At first blush the plan seems hunky dory, and why shouldn’t it? We're talking about a plan by the National Park Service here. You don't go looking for proposals to tear down the Ahwahnee Hotel to make room for a granite quarry from the agency whose fundamental purpose is to protect our heritage. (Just to be clear, the NPS does NOT propose these actions.)

While there's nothing quite so gruesome here, by the time Amy and I reached the end of the plan we were feeling a bit bruised and battered. So what’s wrong with the plan? Plenty. We have focused our Yosemite advocacy efforts on the threats to the iconic Rustic style bridges spanning the Merced River. Despite our hard work, Sugar Pine Bridge is still proposed for "removal" (translation: demolition.) Fortunately, Stoneman Bridge and Ahwahnee Bridge would not be demolished in the proposed plan, but they are still at risk in other alternatives under consideration.

Please understand that these historic bridges are not structurally unsafe or too narrow to accommodate traffic (Sugar Pine  and Ahwahnee Bridges have in fact been pedestrian only for some time), nor do they leak toxic gunk into the pristine waters of the Merced. The only reason these bridges are at risk is because they are said to interfere with the natural processes of the Merced River.
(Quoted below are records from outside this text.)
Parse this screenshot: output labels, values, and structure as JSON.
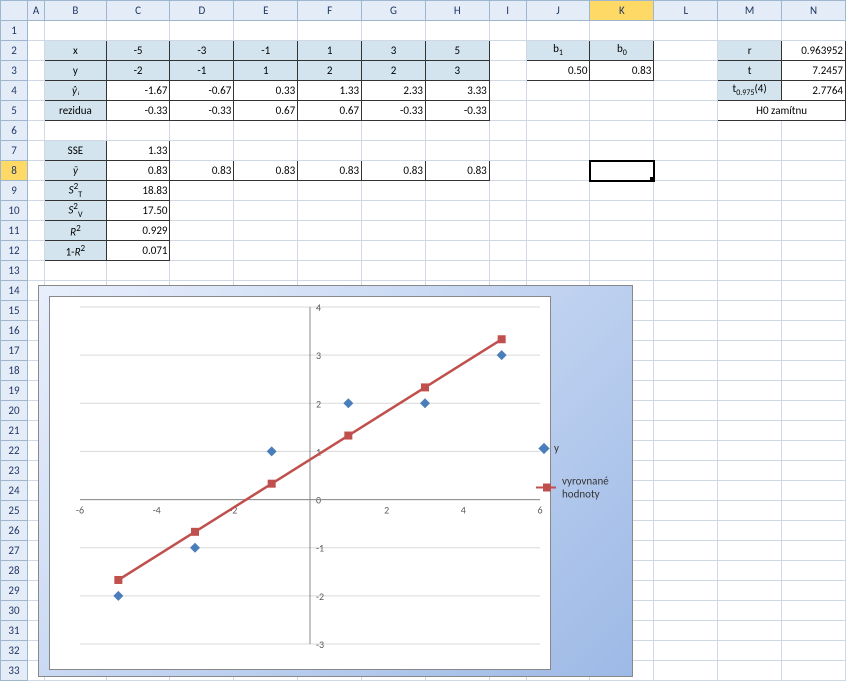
{
  "columns": [
    "A",
    "B",
    "C",
    "D",
    "E",
    "F",
    "G",
    "H",
    "I",
    "J",
    "K",
    "L",
    "M",
    "N"
  ],
  "rows": [
    "1",
    "2",
    "3",
    "4",
    "5",
    "6",
    "7",
    "8",
    "9",
    "10",
    "11",
    "12",
    "13",
    "14",
    "15",
    "16",
    "17",
    "18",
    "19",
    "20",
    "21",
    "22",
    "23",
    "24",
    "25",
    "26",
    "27",
    "28",
    "29",
    "30",
    "31",
    "32",
    "33"
  ],
  "active_cell": "K8",
  "table1": {
    "headers": [
      "x",
      "y",
      "ŷᵢ",
      "rezidua"
    ],
    "x": [
      "-5",
      "-3",
      "-1",
      "1",
      "3",
      "5"
    ],
    "y": [
      "-2",
      "-1",
      "1",
      "2",
      "2",
      "3"
    ],
    "yhat": [
      "-1.67",
      "-0.67",
      "0.33",
      "1.33",
      "2.33",
      "3.33"
    ],
    "res": [
      "-0.33",
      "-0.33",
      "0.67",
      "0.67",
      "-0.33",
      "-0.33"
    ]
  },
  "coeffs": {
    "hdr_b1": "b₁",
    "hdr_b0": "b₀",
    "b1": "0.50",
    "b0": "0.83"
  },
  "stats": {
    "r_lbl": "r",
    "r": "0.963952",
    "t_lbl": "t",
    "t": "7.2457",
    "tcrit_lbl": "t₀.₉₇₅(4)",
    "tcrit": "2.7764",
    "decision": "H0 zamítnu"
  },
  "block": {
    "sse_lbl": "SSE",
    "sse": "1.33",
    "ybar_lbl": "ȳ",
    "ybar": [
      "0.83",
      "0.83",
      "0.83",
      "0.83",
      "0.83",
      "0.83"
    ],
    "sT_lbl": "S²_T",
    "sT": "18.83",
    "sV_lbl": "S²_V",
    "sV": "17.50",
    "r2_lbl": "R²",
    "r2": "0.929",
    "oneMr2_lbl": "1-R²",
    "oneMr2": "0.071"
  },
  "chart_data": {
    "type": "scatter+line",
    "x": [
      -5,
      -3,
      -1,
      1,
      3,
      5
    ],
    "series": [
      {
        "name": "y",
        "type": "scatter",
        "values": [
          -2,
          -1,
          1,
          2,
          2,
          3
        ]
      },
      {
        "name": "vyrovnané hodnoty",
        "type": "line",
        "values": [
          -1.67,
          -0.67,
          0.33,
          1.33,
          2.33,
          3.33
        ]
      }
    ],
    "xlim": [
      -6,
      6
    ],
    "ylim": [
      -3,
      4
    ],
    "xticks": [
      -6,
      -4,
      -2,
      0,
      2,
      4,
      6
    ],
    "yticks": [
      -3,
      -2,
      -1,
      0,
      1,
      2,
      3,
      4
    ],
    "legend": [
      "y",
      "vyrovnané hodnoty"
    ]
  }
}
Keep in mind that the bridges have been "interfering" for over eighty years now, and were already listed on the National Register at the time Congress designated the Merced River as a “Wild and Scenic” river.

Sugar Pine Bridge may be the most iconic historic structure at risk, but the MRP affects historic resources from the High Sierra to Wawona and El Portal. For example, the plan proposes the wholesale removal of “Boystown” (sorry girls—that’s the historic name) located at Curry Village. 15 cabins and 72 tent cabins built in 1930 would be removed in that single action. This comes on top of many other cabins that have already been demolished rather than moved due to the risk of rockfall.
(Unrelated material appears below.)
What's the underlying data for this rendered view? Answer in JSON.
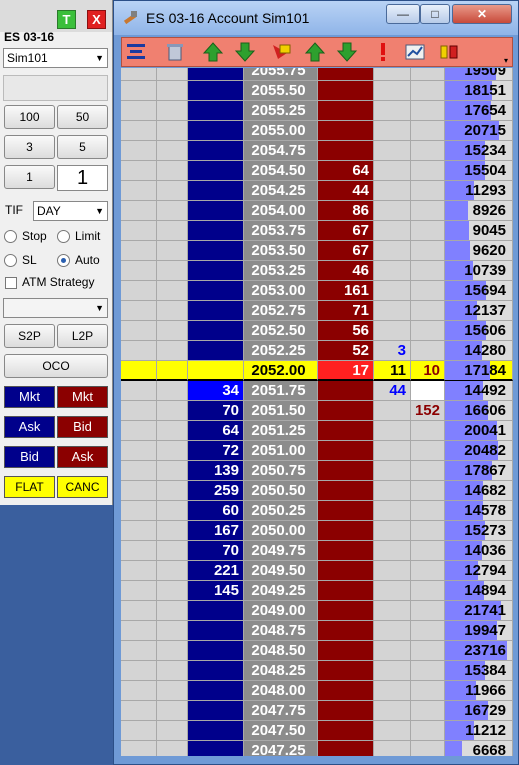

Over at Yosemite Village, the late 1930’s Concessioner Headquarters Building and the 1920 Curry Garage would be removed to make way for parking. Outside of the valley, the Lake Merced High Sierra Camp would lose half of its 22 tent cabins, with future plans to replace the white fabric with something deemed less visually offensive. (What? Beige?) And it’s not just buildings and structures. Also on the hit list is Curry Orchard, the historic apple orchard at Curry Village that is the only remaining evidence of early agricultural activity in the valley.

Yosemite Boystown Tent CabinsThis is a partial list—in all, over 100 historic structures would be lost, a count that does not include structures that have not yet been evaluated for historic significance, such as eight nearly century-old cottages at Yosemite Lodge.

Fortunately, the plan is still in draft, and the NPS has invited the public to weigh in before the Merced River Plan is finalized, but the time to act is now. Please take a moment to write to Yosemite National Park Superintendent Don Neubacher and tell him that you oppose proposals to demolish historic structures, and instead support a balanced plan that ensures that Americans have the opportunity to experience Yosemite’s unique natural beauty and rich historical legacy. We have crafted a sample message to NPS that we encourage you to customize.

Please check back for additional updates on the bridges of Yosemite Valley and our efforts to preserve Yosemite’s unique heritage. Also, donate today to support the National Trust's ongoing work at this National Treasure.